#### Task statement
The records underneath are to be repeated exactly, with the pictures left out.

#### Dataset rows for apps and sites
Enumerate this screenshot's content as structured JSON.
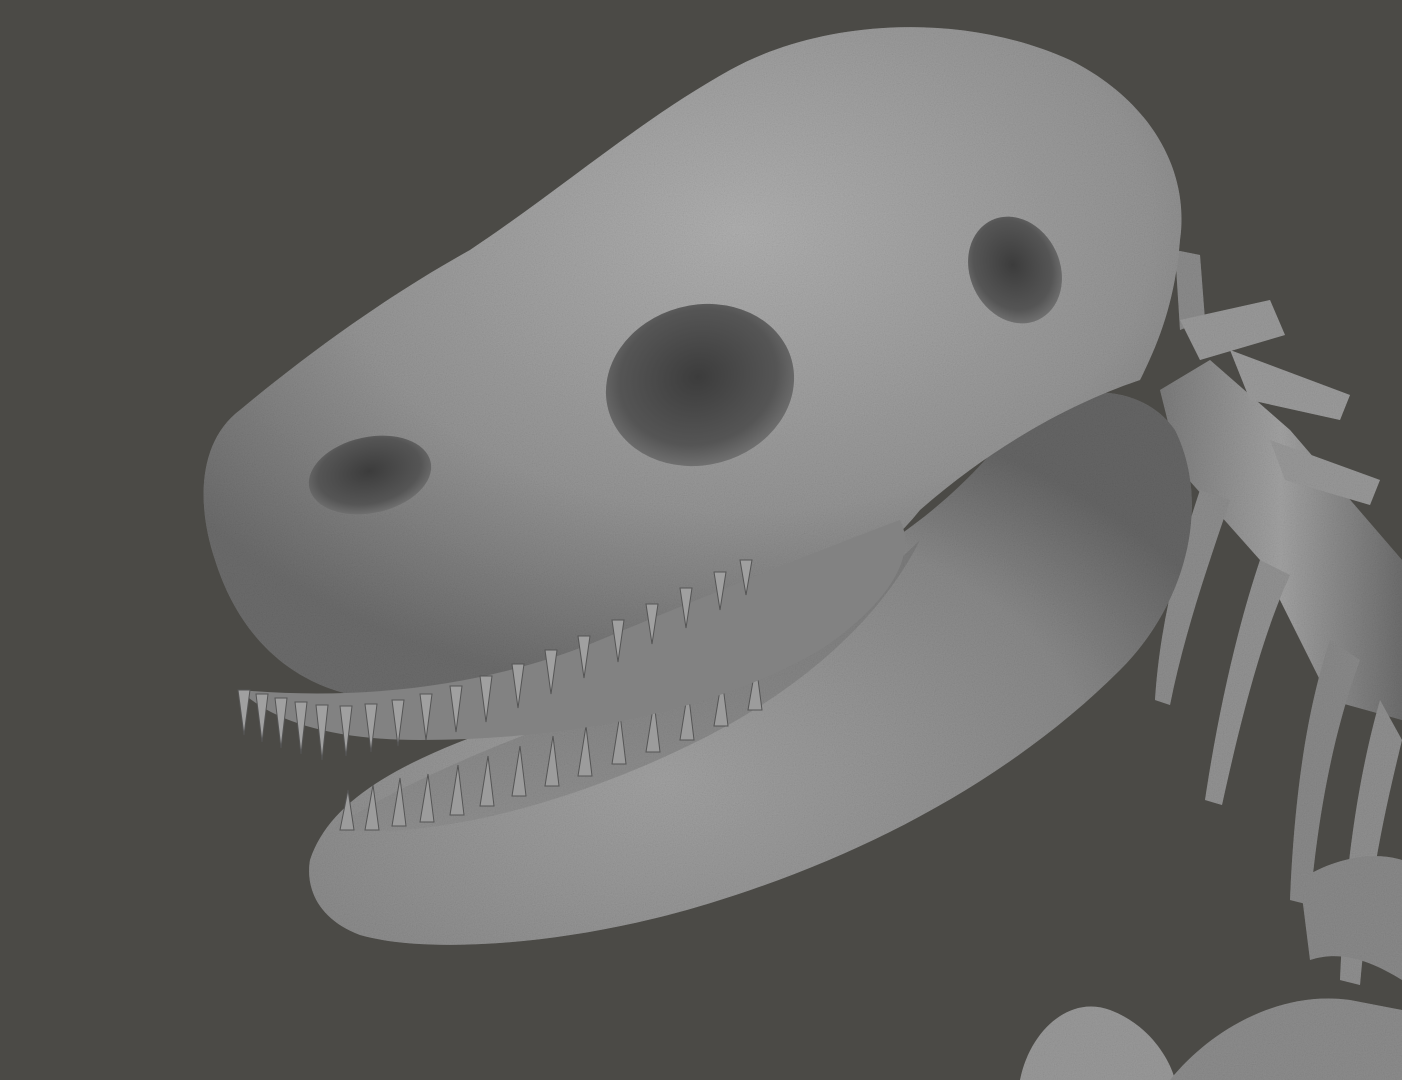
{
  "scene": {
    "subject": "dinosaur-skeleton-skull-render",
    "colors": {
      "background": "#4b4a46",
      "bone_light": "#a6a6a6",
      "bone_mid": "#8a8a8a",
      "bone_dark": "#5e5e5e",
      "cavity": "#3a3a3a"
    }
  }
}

#### Your solution
Enumerate this screenshot's content as structured JSON.
{
  "scene": {
    "subject": "dinosaur-skeleton-skull-render",
    "colors": {
      "background": "#4b4a46",
      "bone_light": "#a6a6a6",
      "bone_mid": "#8a8a8a",
      "bone_dark": "#5e5e5e",
      "cavity": "#3a3a3a"
    }
  }
}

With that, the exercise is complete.